Segment Start: Records to process

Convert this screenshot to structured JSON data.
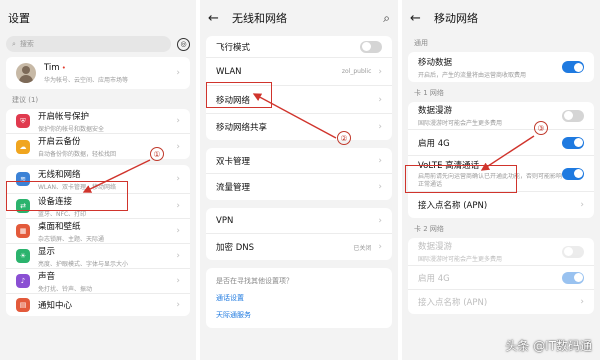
{
  "screen1": {
    "title": "设置",
    "search_placeholder": "搜索",
    "account": {
      "name": "Tim",
      "sub": "华为帐号、云空间、应用市场等"
    },
    "suggest_header": "建议 (1)",
    "suggest_items": [
      {
        "label": "开启帐号保护",
        "sub": "保护你的帐号和数据安全"
      }
    ],
    "items": [
      {
        "label": "开启云备份",
        "sub": "自动备份你的数据，轻松找回",
        "color": "#f0a51f",
        "icon": "cloud-backup-icon"
      },
      {
        "label": "无线和网络",
        "sub": "WLAN、双卡管理、移动网络",
        "color": "#3b82d6",
        "icon": "wifi-icon"
      },
      {
        "label": "设备连接",
        "sub": "蓝牙、NFC、打印",
        "color": "#2bb36d",
        "icon": "device-connect-icon"
      },
      {
        "label": "桌面和壁纸",
        "sub": "杂志锁屏、主题、天际通",
        "color": "#e35a3b",
        "icon": "wallpaper-icon"
      },
      {
        "label": "显示",
        "sub": "亮度、护眼模式、字体与显示大小",
        "color": "#2bb36d",
        "icon": "display-icon"
      },
      {
        "label": "声音",
        "sub": "免打扰、铃声、振动",
        "color": "#8a4fd3",
        "icon": "sound-icon"
      },
      {
        "label": "通知中心",
        "sub": "",
        "color": "#e35a3b",
        "icon": "notification-icon"
      }
    ],
    "callout": "①"
  },
  "screen2": {
    "title": "无线和网络",
    "items": [
      {
        "label": "飞行模式",
        "type": "toggle",
        "on": false
      },
      {
        "label": "WLAN",
        "value": "zol_public"
      },
      {
        "label": "移动网络"
      },
      {
        "label": "移动网络共享"
      },
      {
        "label": "双卡管理"
      },
      {
        "label": "流量管理"
      },
      {
        "label": "VPN"
      },
      {
        "label": "加密 DNS",
        "value": "已关闭"
      }
    ],
    "more_prompt": "是否在寻找其他设置项？",
    "links": [
      "通话设置",
      "天际通服务"
    ],
    "callout": "②"
  },
  "screen3": {
    "title": "移动网络",
    "general_header": "通用",
    "mobile_data": {
      "label": "移动数据",
      "sub": "开启后，产生的流量将由运营商收取费用",
      "on": true
    },
    "sim1_header": "卡 1 网络",
    "roaming": {
      "label": "数据漫游",
      "sub": "国际漫游时可能会产生更多费用",
      "on": false
    },
    "enable4g": {
      "label": "启用 4G",
      "on": true
    },
    "volte": {
      "label": "VoLTE 高清通话",
      "sub": "启用前请先向运营商确认已开通此功能，否则可能影响正常通话",
      "on": true
    },
    "apn": {
      "label": "接入点名称 (APN)"
    },
    "sim2_header": "卡 2 网络",
    "sim2_roaming": {
      "label": "数据漫游",
      "sub": "国际漫游时可能会产生更多费用"
    },
    "sim2_4g": {
      "label": "启用 4G"
    },
    "sim2_apn": {
      "label": "接入点名称 (APN)"
    },
    "callout": "③"
  },
  "watermark": "头条 @IT数码通",
  "colors": {
    "accent": "#1f7ae0",
    "annotation": "#d0342c"
  }
}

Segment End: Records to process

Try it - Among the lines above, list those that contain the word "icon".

Task output -
        "icon": "cloud-backup-icon"
        "icon": "wifi-icon"
        "icon": "device-connect-icon"
        "icon": "wallpaper-icon"
        "icon": "display-icon"
        "icon": "sound-icon"
        "icon": "notification-icon"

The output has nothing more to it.